BARROWS: Well, I think Mike Martz learned a lesson from St. Louis. Those last few years that he was there, Marshall Faulk got hurt quite a bit and they really didn't have a decent backup to pick up the slack when Faulk was out. So they went out and they got DeShaun Foster, and he's very different than Frank Gore. He's very smooth, very fluid out of the backfield. He's probably their best pass-catcher out of the backfield. And he's kind of learning how to run between the tackles, run more like Frank Gore in these OTAs. But the point is that if Gore did have another injury - you know he had that broken hand earlier in the season, then an ankle problem throughout the season - they do have a guy in DeShaun Foster that can kind of pick up the slack, so they really won't have to miss too much of a beat if he goes down. Michael Robinson is another guy, like you describe him as a jack-of-all-trades and that's a perfect description. He's a guy that can do both the pounding type running though the middle and catch the ball out of the backfield. He was featured quite prominently in today's practice and caught quite a few balls. So he's also a guy who can do that. So I think the bottom line is that if Gore goes down, and this offense is very much built around Gore, the offense can still function with Foster and Robinson back there.

BLOOM: For my last question, I want to ask you about that defense, which definitely has been the better side of the ball and had some emerging superstars at least in Patrick Willis and hopefully this year, a healthy Manny Lawson. I want to ask you about how much of an impact a healthy Manny Lawson can have and in particular, with the new free agent acquisition Justin Smith, how much does that open up possibilities of them generating more pressure and getting at the quarterback, having Lawson pan out and having Smith run interference. Does it seem like this was that last piece to really make this defense one of the best in the NFC?

BARROWS: Well, I would describe their defense as a chameleon-like defense. That is, they love to switch things up. They go from a 3-4 to a 4-3, they drop their linebackers back in coverage, they rush their linebackers, their defensive linemen stand up and become linebackers - it's a defense that has many, many faces and probably the most chameleon-like of those players is Manny Lawson. He's a guy that's even played safety quite a bit in the nickel coverages. So getting him back is really essential for everything that they do, including the pass rush, because he is so versatile and can do so many things. He really is the epitome of this defense. And they're trying to do the same thing with Smith. Smith is a guy who came here in out of free agency, and he came for his physical and was 285 lbs or so. They have him standing up and rushing from the right side as a linebacker now. So he's a guy that they're trying to use in as many capacities as possible. In fact, Mike Nolan was comparing him to Chris Long, the rookie that the Rams took, in that the Rams are thinking about playing Long all over the field at defensive end, at linebacker. He thinks that Smith can do many of the same things and they are giving him an opportunity in these OTAs and in training camp to prove that.

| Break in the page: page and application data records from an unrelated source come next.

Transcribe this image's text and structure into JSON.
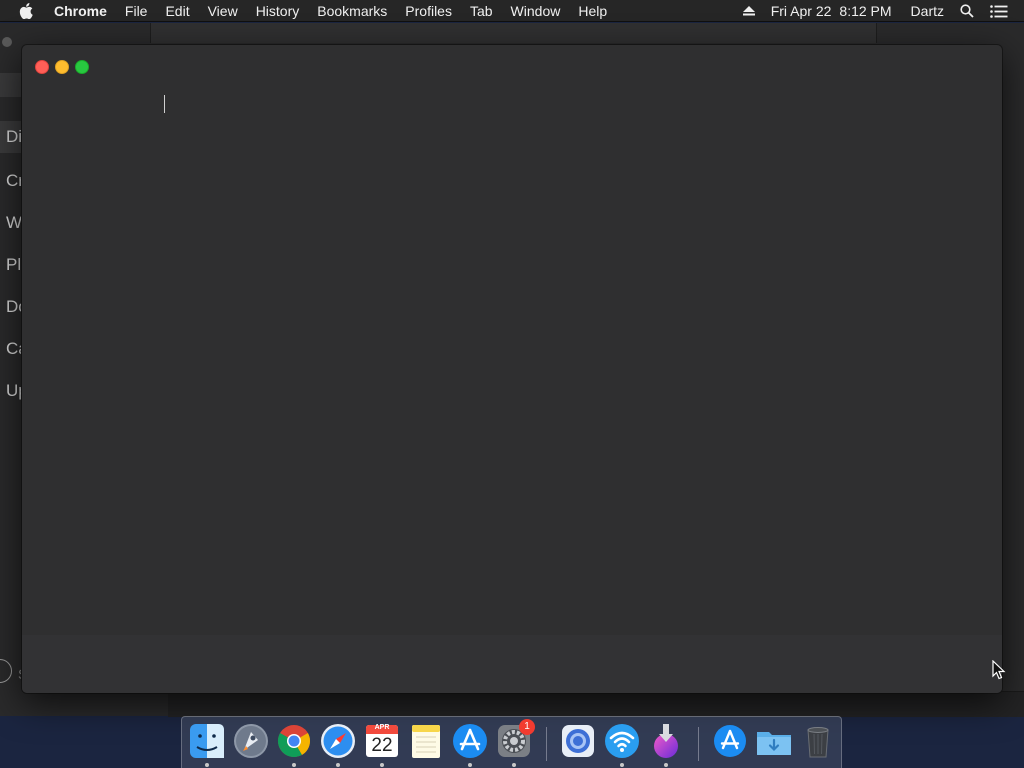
{
  "menubar": {
    "app_name": "Chrome",
    "menus": [
      "File",
      "Edit",
      "View",
      "History",
      "Bookmarks",
      "Profiles",
      "Tab",
      "Window",
      "Help"
    ],
    "date": "Fri Apr 22",
    "time": "8:12 PM",
    "user": "Dartz"
  },
  "background_app": {
    "sidebar_items": [
      "Di",
      "Cr",
      "W",
      "Pl",
      "Do",
      "Ca",
      "Up"
    ],
    "bottom_text": "S"
  },
  "dock": {
    "calendar_month": "APR",
    "calendar_day": "22",
    "system_prefs_badge": "1",
    "icons": [
      "finder-icon",
      "launchpad-icon",
      "chrome-icon",
      "safari-icon",
      "calendar-icon",
      "notes-icon",
      "app-store-icon",
      "system-preferences-icon",
      "chromium-icon",
      "wifi-icon",
      "installer-icon",
      "app-store-folder-icon",
      "downloads-folder-icon",
      "trash-icon"
    ]
  }
}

LAMMEY: You want to keep up with the San Francisco 49ers, of course, you read the Sacramento Bee and see what Matt Barrows has to say. And you have to check out his 49ers blog at SacBee.com. Matt, great insight, thank you very much for joining the show, man.

BARROWS: Anytime guys, I enjoyed it.